Conservatives have made rebuilding the military, more international involvement and a more muscular presence in the North key policy touchstones.
But senior federal officials told the army last fall they weren't sure the country should participate Exercise Cold Response.
The Privy Council Office "indicated concern regarding participation to a war fighting (exercise) above the Arctic Circle as it could be misconstrued to contradict (Government of Canada) policy for the Arctic," said the Sept. 13, 2011, briefing note for the commander of the army.
The document was obtained by The Canadian Press under the access-to-information law.
It took the intervention of the assistant deputy minister of policy at National Defence to smooth the way for the army's participation, reassuring senior government officials that were "no policy obstacles."
Rob Huebert, an expert on Arctic defence and sovereignty, said the internal debate underscores clear divisions within the federal government about how to proceed in the North.
There are "very contradictory messages being conveyed here," said Huebert, who teaches at the University of Calgary.
"Why do we have these political sensitivities?"
He said he wondered whether there was concern in Ottawa about offending Moscow, which has made noises about the Arctic, but is not deemed a military threat.
Harper arrived in Churchill, Man., on Thursday to attend the military's annual sovereignty exercise, Operation Nanook.
In past years, it has included thundering photo ops with fly-pasts involving CF-18 fighter jets and other displays military prowess, including submarines, frigates and Canadian Ranger patrols.
But Huebert said the gap between the carefully choreographed photos and reality is increasing each year.
Indeed, much of the "use-it-or-lose-it" rhetoric from the early days of the Conservative administration has been slowly chipped away and replaced with a more cold-eyed economic focus.
"You see it amongst the bureaucrats.

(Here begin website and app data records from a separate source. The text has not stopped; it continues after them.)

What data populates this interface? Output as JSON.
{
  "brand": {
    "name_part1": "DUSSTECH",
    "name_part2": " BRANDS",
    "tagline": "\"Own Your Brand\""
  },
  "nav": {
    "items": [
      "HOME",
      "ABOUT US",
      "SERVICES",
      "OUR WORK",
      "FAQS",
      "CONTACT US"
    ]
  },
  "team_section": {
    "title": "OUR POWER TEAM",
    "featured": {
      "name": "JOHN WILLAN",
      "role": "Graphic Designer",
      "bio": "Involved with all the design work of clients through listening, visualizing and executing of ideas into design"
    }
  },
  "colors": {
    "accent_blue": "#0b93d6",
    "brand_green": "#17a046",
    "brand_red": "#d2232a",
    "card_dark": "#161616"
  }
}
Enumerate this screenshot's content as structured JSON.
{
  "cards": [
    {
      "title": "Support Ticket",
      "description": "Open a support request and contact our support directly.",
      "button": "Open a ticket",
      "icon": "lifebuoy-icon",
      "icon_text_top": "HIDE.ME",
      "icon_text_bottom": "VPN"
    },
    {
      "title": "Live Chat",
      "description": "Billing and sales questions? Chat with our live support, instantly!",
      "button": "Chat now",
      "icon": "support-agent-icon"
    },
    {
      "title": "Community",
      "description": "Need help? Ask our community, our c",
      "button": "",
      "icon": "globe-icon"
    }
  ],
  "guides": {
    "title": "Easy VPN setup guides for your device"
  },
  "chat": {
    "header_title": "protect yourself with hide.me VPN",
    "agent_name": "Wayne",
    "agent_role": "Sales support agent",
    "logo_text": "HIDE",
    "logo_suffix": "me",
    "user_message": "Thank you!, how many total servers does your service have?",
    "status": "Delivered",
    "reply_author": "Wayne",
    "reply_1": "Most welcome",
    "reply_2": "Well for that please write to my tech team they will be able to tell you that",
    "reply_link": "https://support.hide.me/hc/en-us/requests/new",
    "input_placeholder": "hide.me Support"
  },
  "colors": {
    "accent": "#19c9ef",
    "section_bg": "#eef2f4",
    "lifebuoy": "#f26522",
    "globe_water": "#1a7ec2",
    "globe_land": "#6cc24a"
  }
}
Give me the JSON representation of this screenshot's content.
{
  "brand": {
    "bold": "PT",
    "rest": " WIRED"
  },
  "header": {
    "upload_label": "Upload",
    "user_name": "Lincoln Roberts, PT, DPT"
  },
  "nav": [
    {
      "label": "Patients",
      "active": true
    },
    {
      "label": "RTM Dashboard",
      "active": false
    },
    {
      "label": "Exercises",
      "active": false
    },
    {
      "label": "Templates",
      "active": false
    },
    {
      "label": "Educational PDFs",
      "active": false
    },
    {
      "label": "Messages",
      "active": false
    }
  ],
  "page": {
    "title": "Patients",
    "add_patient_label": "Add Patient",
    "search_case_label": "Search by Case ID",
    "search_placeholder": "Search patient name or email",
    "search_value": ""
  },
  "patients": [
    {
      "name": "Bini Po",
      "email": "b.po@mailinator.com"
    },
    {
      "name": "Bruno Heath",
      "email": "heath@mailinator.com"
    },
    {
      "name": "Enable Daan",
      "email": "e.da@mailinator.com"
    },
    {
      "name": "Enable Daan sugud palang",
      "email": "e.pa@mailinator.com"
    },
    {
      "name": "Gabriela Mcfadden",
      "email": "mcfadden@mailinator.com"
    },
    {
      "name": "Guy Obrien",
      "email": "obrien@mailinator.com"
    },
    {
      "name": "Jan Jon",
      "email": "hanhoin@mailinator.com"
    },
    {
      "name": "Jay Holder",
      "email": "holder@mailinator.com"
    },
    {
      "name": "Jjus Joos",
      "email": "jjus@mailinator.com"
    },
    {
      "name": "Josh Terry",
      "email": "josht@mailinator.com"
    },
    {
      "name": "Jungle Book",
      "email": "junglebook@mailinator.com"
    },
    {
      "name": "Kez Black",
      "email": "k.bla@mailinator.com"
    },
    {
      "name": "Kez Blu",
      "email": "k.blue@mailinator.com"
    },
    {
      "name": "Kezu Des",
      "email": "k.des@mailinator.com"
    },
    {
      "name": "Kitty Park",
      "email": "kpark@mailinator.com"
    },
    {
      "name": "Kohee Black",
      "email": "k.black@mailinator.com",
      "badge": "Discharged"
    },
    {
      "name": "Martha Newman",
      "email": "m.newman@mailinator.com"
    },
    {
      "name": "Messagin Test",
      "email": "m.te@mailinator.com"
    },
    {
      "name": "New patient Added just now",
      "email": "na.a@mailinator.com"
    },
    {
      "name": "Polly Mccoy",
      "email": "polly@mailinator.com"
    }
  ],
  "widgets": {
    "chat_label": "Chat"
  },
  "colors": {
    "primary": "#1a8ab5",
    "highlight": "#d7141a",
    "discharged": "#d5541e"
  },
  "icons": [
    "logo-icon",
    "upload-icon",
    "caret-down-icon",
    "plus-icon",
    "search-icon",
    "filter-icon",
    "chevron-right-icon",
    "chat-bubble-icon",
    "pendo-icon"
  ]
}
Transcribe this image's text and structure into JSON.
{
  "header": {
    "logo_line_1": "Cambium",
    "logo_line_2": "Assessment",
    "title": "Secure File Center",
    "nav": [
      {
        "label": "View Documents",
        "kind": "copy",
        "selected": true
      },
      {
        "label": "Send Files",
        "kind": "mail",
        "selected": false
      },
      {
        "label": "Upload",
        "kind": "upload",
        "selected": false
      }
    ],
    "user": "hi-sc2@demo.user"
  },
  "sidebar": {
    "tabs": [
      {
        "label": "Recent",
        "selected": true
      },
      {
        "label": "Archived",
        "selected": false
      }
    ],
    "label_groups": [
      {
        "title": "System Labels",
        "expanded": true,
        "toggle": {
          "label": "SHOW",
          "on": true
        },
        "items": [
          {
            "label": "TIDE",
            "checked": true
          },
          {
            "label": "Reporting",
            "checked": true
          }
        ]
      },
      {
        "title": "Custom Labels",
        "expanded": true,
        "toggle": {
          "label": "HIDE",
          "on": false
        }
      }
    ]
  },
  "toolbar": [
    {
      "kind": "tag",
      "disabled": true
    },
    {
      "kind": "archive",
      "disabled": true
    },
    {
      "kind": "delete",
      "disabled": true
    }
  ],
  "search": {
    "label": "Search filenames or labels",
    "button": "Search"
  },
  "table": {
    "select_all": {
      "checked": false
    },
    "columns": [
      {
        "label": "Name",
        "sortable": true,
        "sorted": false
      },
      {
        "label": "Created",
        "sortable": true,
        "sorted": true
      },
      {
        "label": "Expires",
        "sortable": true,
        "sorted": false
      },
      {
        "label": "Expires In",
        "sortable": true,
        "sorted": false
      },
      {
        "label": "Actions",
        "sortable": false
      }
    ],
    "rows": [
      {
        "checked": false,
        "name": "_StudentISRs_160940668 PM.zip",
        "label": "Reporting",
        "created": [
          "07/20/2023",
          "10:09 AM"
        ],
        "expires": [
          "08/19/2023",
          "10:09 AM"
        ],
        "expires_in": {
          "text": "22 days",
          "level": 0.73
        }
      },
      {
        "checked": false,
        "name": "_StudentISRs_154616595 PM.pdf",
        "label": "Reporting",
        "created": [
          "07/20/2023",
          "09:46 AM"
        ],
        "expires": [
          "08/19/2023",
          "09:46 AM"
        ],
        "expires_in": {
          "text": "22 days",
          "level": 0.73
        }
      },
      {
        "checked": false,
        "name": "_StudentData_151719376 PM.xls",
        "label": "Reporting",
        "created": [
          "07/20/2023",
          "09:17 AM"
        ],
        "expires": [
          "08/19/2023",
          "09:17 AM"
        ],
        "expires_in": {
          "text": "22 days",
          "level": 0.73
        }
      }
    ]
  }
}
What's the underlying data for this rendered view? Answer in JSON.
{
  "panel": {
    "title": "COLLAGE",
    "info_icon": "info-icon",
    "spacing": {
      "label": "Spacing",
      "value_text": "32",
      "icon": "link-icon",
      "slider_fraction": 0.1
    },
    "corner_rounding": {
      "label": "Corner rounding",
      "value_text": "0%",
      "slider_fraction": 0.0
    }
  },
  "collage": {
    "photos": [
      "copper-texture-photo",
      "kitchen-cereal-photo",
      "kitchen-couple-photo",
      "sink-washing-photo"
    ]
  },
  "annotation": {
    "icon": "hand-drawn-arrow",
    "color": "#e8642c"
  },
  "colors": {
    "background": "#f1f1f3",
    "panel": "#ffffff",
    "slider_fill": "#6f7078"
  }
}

You see it amongst, I'd dare say, the politicians themselves," Huebert said. "There are some senior bureaucrats who do not want to address the changing strategic environment."
For decades successive Canadian governments have talked big on the Arctic, but accomplished very little, he said.
Although the Conservative rhetoric was overblown, Huebert said, a bigger Canadian military presence, especially in search and rescue, is essential.
A number of military initiatives in the North, including the construction of Arctic patrol ships and the establishment of a deep water port in Nanisivik, Nunavut are years behind schedule.
The Canadian army has placed a lot of stock in the government's Arctic posture, setting aside substantial amounts of training time and dollars toward cold-weather operations.
The transition from the dusty, Taliban-invested laneways of Kandahar to the frigid, wide-open tundra has been difficult, underscored last spring in an internal report that stated there were not enough parkas for winter exercises.
The military has also had to juggle the training budget.
At the height of the Afghan war in 2009-10, the army spent $123 million on training, including a special $79 million cash injection specifically for Kandahar.
That figure fell to $57 million last year and is down to an estimated $46 million this year.
Roughly 800 soldiers from the 1st Battalion Royal Canadian Regiment, in Petawawa, Ont., eventually did take part in Exercise Cold Response last March. They formed one contingent in the overall exercise involving 16,000 troops from the U.S., Britain, France, Norway, the Netherlands and Sweden.
The exercise, which has been held regularly since 2006, coincided this year with the election — or re-election — of Vladimir Putin as Russian president.
Reaction from Moscow clearly indicated that the Kremlin saw the NATO-Swedish training as provocative, especially since it came on the heels of a Canadian sovereignty exercise in February known as 'Arctic Ram.'
Also on HuffPost